> _Assignment_
Only lines that contain the string "title" should be returned from the material below.
━━━━━ Exercise materials
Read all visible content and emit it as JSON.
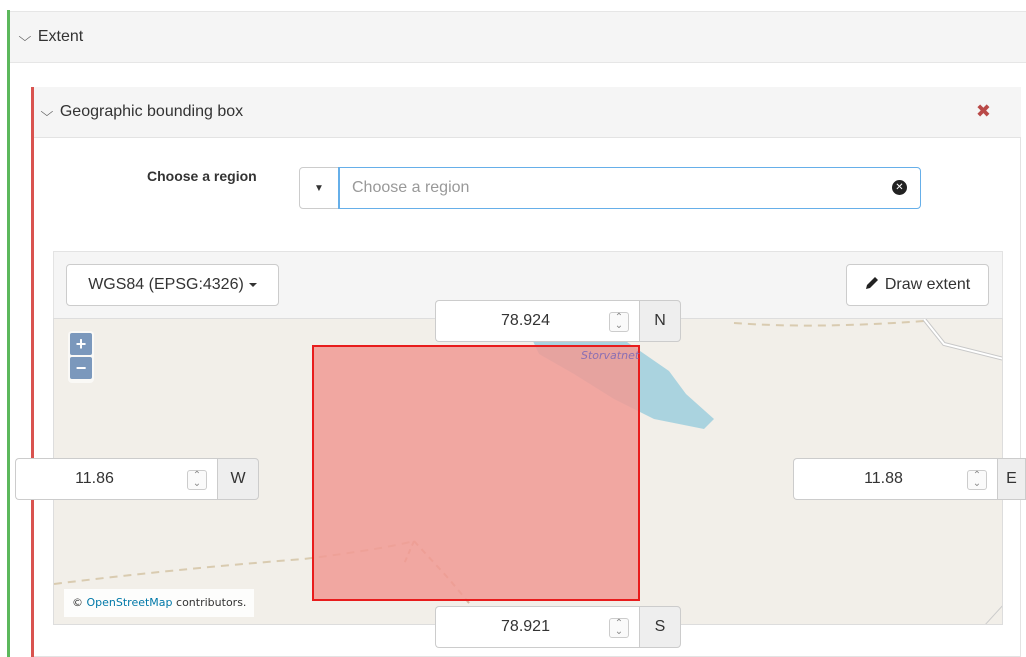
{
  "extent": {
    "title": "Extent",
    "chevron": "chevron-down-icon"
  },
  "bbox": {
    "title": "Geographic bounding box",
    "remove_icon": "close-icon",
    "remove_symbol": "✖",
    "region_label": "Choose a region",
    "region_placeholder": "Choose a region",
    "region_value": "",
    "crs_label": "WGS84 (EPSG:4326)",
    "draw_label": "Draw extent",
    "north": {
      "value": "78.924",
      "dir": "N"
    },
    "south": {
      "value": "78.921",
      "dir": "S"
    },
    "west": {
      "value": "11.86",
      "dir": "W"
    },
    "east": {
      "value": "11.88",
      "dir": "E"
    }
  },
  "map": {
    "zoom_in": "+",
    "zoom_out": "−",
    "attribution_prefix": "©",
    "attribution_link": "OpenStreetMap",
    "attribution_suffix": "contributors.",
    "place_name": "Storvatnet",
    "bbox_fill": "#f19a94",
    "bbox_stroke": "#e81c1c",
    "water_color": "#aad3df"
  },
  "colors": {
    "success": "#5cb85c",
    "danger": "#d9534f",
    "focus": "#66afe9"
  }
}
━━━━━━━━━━
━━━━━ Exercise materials
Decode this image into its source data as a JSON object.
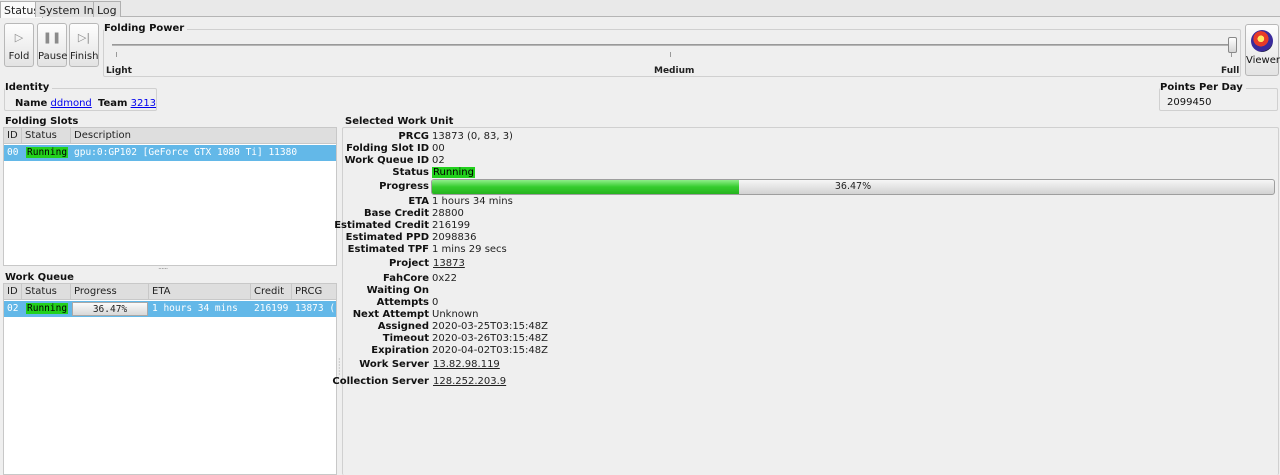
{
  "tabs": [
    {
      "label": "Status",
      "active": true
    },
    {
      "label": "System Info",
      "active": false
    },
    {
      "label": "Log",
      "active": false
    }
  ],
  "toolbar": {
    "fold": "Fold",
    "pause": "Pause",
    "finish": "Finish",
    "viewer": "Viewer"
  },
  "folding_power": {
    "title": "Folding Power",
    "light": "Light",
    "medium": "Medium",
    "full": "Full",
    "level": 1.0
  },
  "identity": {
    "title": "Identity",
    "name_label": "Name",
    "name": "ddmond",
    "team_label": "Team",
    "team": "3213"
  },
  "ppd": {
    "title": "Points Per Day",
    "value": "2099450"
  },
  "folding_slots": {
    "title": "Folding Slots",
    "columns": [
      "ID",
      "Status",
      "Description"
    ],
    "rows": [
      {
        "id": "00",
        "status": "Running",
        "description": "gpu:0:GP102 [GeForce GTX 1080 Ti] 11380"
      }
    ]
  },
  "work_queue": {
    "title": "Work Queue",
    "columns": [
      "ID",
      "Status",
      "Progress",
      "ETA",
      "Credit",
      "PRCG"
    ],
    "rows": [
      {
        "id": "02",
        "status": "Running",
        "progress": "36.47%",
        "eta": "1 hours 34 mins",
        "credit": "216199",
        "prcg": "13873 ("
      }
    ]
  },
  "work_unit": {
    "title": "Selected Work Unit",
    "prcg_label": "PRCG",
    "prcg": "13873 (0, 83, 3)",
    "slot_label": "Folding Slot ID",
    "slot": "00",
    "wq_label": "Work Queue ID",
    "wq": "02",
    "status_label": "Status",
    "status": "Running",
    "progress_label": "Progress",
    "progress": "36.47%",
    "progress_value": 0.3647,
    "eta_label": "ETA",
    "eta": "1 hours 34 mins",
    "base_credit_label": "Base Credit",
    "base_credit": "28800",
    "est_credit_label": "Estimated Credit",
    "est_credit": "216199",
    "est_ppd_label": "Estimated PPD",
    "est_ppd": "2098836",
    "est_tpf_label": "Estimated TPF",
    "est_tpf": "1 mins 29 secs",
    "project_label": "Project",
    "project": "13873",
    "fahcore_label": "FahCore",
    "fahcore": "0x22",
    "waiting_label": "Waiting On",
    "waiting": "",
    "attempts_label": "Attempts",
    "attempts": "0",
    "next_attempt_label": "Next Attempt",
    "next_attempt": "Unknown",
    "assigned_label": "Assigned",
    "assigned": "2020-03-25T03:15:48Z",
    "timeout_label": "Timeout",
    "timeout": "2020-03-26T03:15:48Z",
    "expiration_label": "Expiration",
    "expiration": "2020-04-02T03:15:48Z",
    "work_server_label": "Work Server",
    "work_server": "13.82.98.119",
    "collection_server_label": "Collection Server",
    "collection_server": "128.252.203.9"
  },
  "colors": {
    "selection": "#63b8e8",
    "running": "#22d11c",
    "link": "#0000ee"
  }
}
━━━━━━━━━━
> _Solved problem_
    "title": "Extent",
    "title": "Geographic bounding box",
    "title": "Folding Power",
    "title": "Identity",
    "title": "Points Per Day",
    "title": "Folding Slots",
    "title": "Work Queue",
    "title": "Selected Work Unit",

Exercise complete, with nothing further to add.